Data extracted from a collection:
/---
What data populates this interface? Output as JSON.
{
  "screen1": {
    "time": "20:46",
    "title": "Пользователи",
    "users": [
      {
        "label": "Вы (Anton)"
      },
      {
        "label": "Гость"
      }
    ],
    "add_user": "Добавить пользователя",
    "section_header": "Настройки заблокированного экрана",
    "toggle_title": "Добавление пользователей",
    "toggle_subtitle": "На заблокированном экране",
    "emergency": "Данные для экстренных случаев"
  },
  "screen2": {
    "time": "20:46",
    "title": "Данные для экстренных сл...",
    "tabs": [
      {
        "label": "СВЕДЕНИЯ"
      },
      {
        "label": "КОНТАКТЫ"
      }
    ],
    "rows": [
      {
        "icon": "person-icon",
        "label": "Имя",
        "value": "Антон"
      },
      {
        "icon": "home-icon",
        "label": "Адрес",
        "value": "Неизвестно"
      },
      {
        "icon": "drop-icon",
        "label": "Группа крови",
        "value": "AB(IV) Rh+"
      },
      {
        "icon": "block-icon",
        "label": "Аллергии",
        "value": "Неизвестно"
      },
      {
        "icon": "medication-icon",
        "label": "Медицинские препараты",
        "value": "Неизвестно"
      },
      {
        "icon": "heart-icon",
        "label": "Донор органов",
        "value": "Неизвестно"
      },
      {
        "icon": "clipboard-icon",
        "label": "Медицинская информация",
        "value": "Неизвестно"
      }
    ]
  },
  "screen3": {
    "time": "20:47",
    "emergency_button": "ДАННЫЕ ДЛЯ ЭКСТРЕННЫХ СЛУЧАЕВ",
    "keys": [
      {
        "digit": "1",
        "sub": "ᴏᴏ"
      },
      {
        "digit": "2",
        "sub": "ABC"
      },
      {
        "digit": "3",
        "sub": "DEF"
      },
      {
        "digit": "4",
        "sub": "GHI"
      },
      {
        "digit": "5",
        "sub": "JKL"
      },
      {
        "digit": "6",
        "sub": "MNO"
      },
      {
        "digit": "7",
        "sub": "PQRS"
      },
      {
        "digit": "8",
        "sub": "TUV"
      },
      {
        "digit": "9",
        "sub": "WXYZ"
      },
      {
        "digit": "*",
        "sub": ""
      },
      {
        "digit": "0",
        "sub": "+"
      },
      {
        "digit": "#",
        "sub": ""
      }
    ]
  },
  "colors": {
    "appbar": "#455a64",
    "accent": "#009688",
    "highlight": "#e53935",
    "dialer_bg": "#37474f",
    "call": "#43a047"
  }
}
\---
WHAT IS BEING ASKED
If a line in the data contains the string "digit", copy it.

ANSWER SPACE
        "digit": "1",
        "digit": "2",
        "digit": "3",
        "digit": "4",
        "digit": "5",
        "digit": "6",
        "digit": "7",
        "digit": "8",
        "digit": "9",
        "digit": "*",
        "digit": "0",
        "digit": "#",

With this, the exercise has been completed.